Are there any resources or organizations that provide support and information for incorporating fidget toys in the classroom?

Yes, there are numerous resources and organizations that offer support and information for incorporating fidget toys in the classroom. The American Occupational Therapy Association (AOTA) is a prominent organization that provides guidance and research on the use of sensory tools, including fidget toys, to support students’ learning and attention needs. Additionally, Child Mind Institute and offer online resources and articles that discuss the benefits and implementation strategies for fidget toys in educational settings. Educational forums, such as Teachers Pay Teachers, also have a wealth of ideas shared by educators on how to effectively integrate fidget toys into classroom activities and learning experiences. These platforms can be invaluable for teachers seeking to create an inclusive and engaging learning environment for all students, especially those with sensory processing challenges.

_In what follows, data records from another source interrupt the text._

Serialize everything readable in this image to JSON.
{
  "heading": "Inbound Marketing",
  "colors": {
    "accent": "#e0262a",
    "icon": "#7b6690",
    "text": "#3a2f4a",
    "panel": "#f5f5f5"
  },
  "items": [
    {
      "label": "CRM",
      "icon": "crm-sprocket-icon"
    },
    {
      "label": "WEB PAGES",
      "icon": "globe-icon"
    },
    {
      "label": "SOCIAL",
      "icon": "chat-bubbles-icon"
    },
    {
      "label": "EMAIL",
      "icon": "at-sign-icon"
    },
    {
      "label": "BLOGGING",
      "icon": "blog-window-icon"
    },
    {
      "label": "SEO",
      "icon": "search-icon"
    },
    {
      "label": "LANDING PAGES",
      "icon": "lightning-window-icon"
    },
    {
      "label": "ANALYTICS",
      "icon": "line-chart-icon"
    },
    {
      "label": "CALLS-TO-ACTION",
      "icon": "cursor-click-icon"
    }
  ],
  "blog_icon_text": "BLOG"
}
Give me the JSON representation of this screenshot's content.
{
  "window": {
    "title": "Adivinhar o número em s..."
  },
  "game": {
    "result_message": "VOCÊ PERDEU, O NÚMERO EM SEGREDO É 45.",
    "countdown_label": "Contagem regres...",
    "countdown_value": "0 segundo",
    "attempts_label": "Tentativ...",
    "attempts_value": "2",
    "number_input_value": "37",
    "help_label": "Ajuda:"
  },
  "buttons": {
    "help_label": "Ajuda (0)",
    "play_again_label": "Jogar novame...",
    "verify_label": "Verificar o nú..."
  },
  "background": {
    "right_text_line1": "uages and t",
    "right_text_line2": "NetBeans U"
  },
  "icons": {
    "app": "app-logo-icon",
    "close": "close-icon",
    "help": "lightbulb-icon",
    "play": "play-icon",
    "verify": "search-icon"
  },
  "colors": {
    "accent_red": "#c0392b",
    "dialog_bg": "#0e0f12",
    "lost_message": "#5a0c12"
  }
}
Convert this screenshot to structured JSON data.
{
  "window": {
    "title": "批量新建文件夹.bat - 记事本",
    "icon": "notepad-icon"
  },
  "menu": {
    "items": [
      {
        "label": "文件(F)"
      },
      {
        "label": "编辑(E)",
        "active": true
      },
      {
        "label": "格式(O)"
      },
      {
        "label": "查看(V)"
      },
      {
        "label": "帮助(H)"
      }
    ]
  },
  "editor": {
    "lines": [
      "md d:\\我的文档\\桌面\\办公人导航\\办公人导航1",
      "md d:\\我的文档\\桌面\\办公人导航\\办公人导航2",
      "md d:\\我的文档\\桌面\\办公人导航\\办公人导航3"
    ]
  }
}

Are there any potential drawbacks to using fidget toys in the classroom

While the benefits of fidget toys are widely acknowledged, there are potential drawbacks to their use in the classroom. One such concern is the possibility of fidget toys becoming a distraction, not just for the user but also for peers. If not properly managed, these toys might shift students' focus away from the lesson and onto the toy. Additionally, there's a risk of creating a dependency on these tools for concentration, which may hinder the development of internal strategies for managing attention and anxiety. Lastly, the social dynamics of the classroom could be affected if some students feel left out or jealous of others' toys, potentially leading to conflicts or distractions. Therefore, while fidget toys serve as helpful aids for many students, their implementation requires thoughtful consideration and management by educators.